Please copy every line below that contains the string "title".
★ ★ ★ ★
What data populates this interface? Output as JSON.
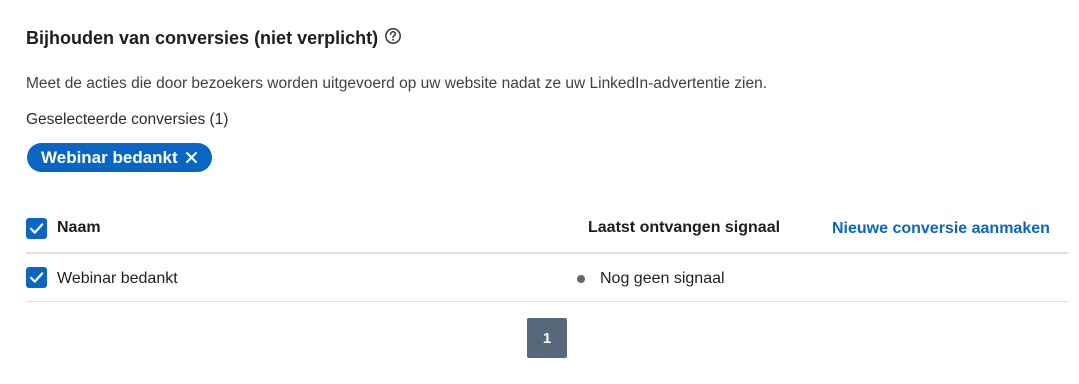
{
  "section": {
    "title": "Bijhouden van conversies (niet verplicht)",
    "help_icon": "question-circle-icon",
    "description": "Meet de acties die door bezoekers worden uitgevoerd op uw website nadat ze uw LinkedIn-advertentie zien.",
    "selected_label": "Geselecteerde conversies (1)"
  },
  "selected_pills": [
    {
      "label": "Webinar bedankt",
      "remove_icon": "close-icon"
    }
  ],
  "table": {
    "header": {
      "name": "Naam",
      "last_signal": "Laatst ontvangen signaal",
      "create_link": "Nieuwe conversie aanmaken",
      "select_all_checked": true
    },
    "rows": [
      {
        "name": "Webinar bedankt",
        "signal": "Nog geen signaal",
        "checked": true
      }
    ]
  },
  "pagination": {
    "current_page": "1"
  },
  "colors": {
    "accent": "#0a66c2",
    "pagination_bg": "#56687a",
    "status_dot": "#666666",
    "divider": "#e0e0e0"
  }
}
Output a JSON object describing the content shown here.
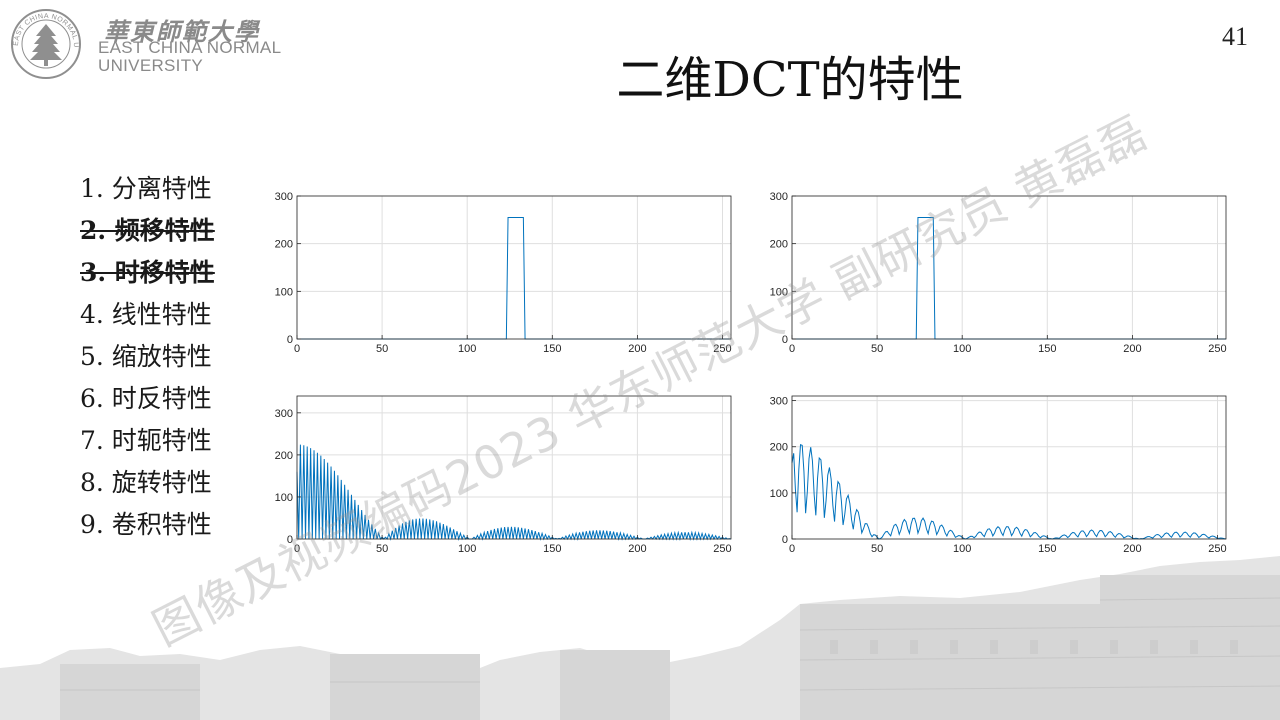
{
  "slide": {
    "page_number": "41",
    "title": "二维DCT的特性",
    "watermark": "图像及视频编码2023 华东师范大学 副研究员 黄磊磊"
  },
  "logo": {
    "cn_name": "華東師範大學",
    "en_line1": "EAST CHINA NORMAL",
    "en_line2": "UNIVERSITY",
    "seal_text": "EAST CHINA NORMAL UNIVERSITY"
  },
  "properties": [
    {
      "label": "1. 分离特性",
      "struck": false
    },
    {
      "label": "2. 频移特性",
      "struck": true
    },
    {
      "label": "3. 时移特性",
      "struck": true
    },
    {
      "label": "4. 线性特性",
      "struck": false
    },
    {
      "label": "5. 缩放特性",
      "struck": false
    },
    {
      "label": "6. 时反特性",
      "struck": false
    },
    {
      "label": "7. 时轭特性",
      "struck": false
    },
    {
      "label": "8. 旋转特性",
      "struck": false
    },
    {
      "label": "9. 卷积特性",
      "struck": false
    }
  ],
  "colors": {
    "line": "#0072bd",
    "grid": "#dfdfdf",
    "axis": "#262626",
    "watermark": "#969696"
  },
  "chart_data": [
    {
      "type": "line",
      "id": "top-left",
      "kind": "rect",
      "pulse_start": 124,
      "pulse_end": 133,
      "height": 255,
      "xlim": [
        0,
        255
      ],
      "ylim": [
        0,
        300
      ],
      "xticks": [
        0,
        50,
        100,
        150,
        200,
        250
      ],
      "yticks": [
        0,
        100,
        200,
        300
      ],
      "grid": true
    },
    {
      "type": "line",
      "id": "top-right",
      "kind": "rect",
      "pulse_start": 74,
      "pulse_end": 83,
      "height": 255,
      "xlim": [
        0,
        255
      ],
      "ylim": [
        0,
        300
      ],
      "xticks": [
        0,
        50,
        100,
        150,
        200,
        250
      ],
      "yticks": [
        0,
        100,
        200,
        300
      ],
      "grid": true
    },
    {
      "type": "line",
      "id": "bottom-left",
      "kind": "dct-dense",
      "peak": 225,
      "lobe_width": 51,
      "xlim": [
        0,
        255
      ],
      "ylim": [
        0,
        340
      ],
      "xticks": [
        0,
        50,
        100,
        150,
        200,
        250
      ],
      "yticks": [
        0,
        100,
        200,
        300
      ],
      "grid": true
    },
    {
      "type": "line",
      "id": "bottom-right",
      "kind": "dct-sparse",
      "peak": 215,
      "lobe_width": 51,
      "xlim": [
        0,
        255
      ],
      "ylim": [
        0,
        310
      ],
      "xticks": [
        0,
        50,
        100,
        150,
        200,
        250
      ],
      "yticks": [
        0,
        100,
        200,
        300
      ],
      "grid": true
    }
  ]
}
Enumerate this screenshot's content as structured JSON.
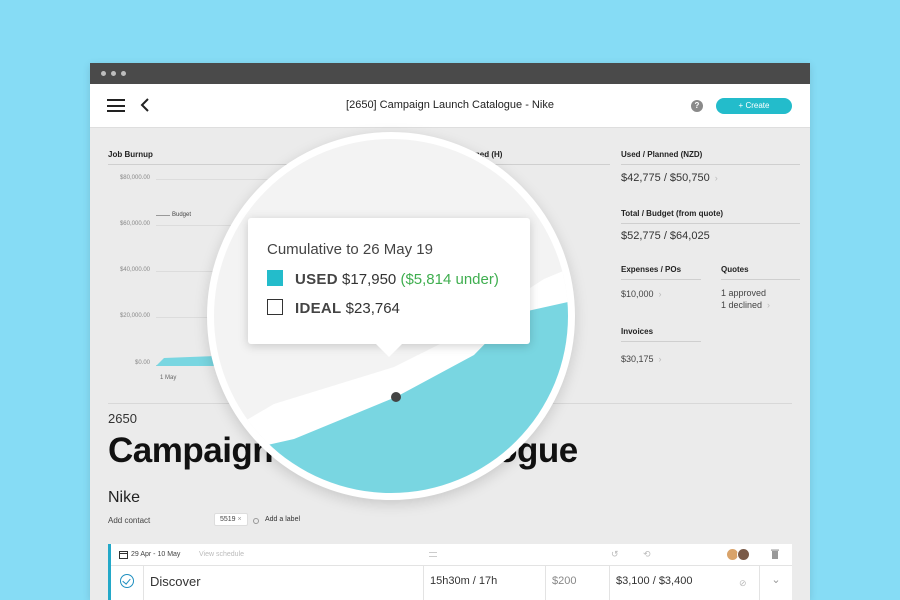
{
  "app": {
    "title": "[2650] Campaign Launch Catalogue - Nike",
    "create_label": "+ Create",
    "help_label": "?"
  },
  "burnup": {
    "label": "Job Burnup",
    "planned_label_partial": "nned (H)",
    "budget_marker": "Budget",
    "y_ticks": [
      "$80,000.00",
      "$60,000.00",
      "$40,000.00",
      "$20,000.00",
      "$0.00"
    ],
    "x_start": "1 May"
  },
  "stats": {
    "used_planned_label": "Used / Planned (NZD)",
    "used_planned_value": "$42,775 / $50,750",
    "total_budget_label": "Total / Budget (from quote)",
    "total_budget_value": "$52,775 / $64,025",
    "expenses_label": "Expenses / POs",
    "expenses_value": "$10,000",
    "quotes_label": "Quotes",
    "quotes_approved": "1 approved",
    "quotes_declined": "1 declined",
    "invoices_label": "Invoices",
    "invoices_value": "$30,175"
  },
  "tooltip": {
    "title": "Cumulative to 26 May 19",
    "used_label": "USED",
    "used_value": "$17,950",
    "used_under": "($5,814 under)",
    "ideal_label": "IDEAL",
    "ideal_value": "$23,764"
  },
  "job": {
    "number": "2650",
    "title": "Campaign Launch Catalogue",
    "client": "Nike",
    "add_contact": "Add contact",
    "tag": "5519",
    "add_label": "Add a label"
  },
  "schedule": {
    "dates": "29 Apr  -  10 May",
    "view_schedule": "View schedule",
    "row": {
      "name": "Discover",
      "hours": "15h30m / 17h",
      "cost": "$200",
      "amount": "$3,100 / $3,400"
    }
  },
  "colors": {
    "accent": "#23bccb",
    "used_fill": "#79d6e1",
    "under_green": "#3fae4f",
    "sky_background": "#86dcf5"
  }
}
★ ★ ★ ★
* ANSWER SECTION:
    "title": "Bijhouden van conversies (niet verplicht)",
    "title": "二维DCT的特性",
    "title": "[2650] Campaign Launch Catalogue - Nike",
    "title": "Cumulative to 26 May 19",
    "title": "Campaign Launch Catalogue",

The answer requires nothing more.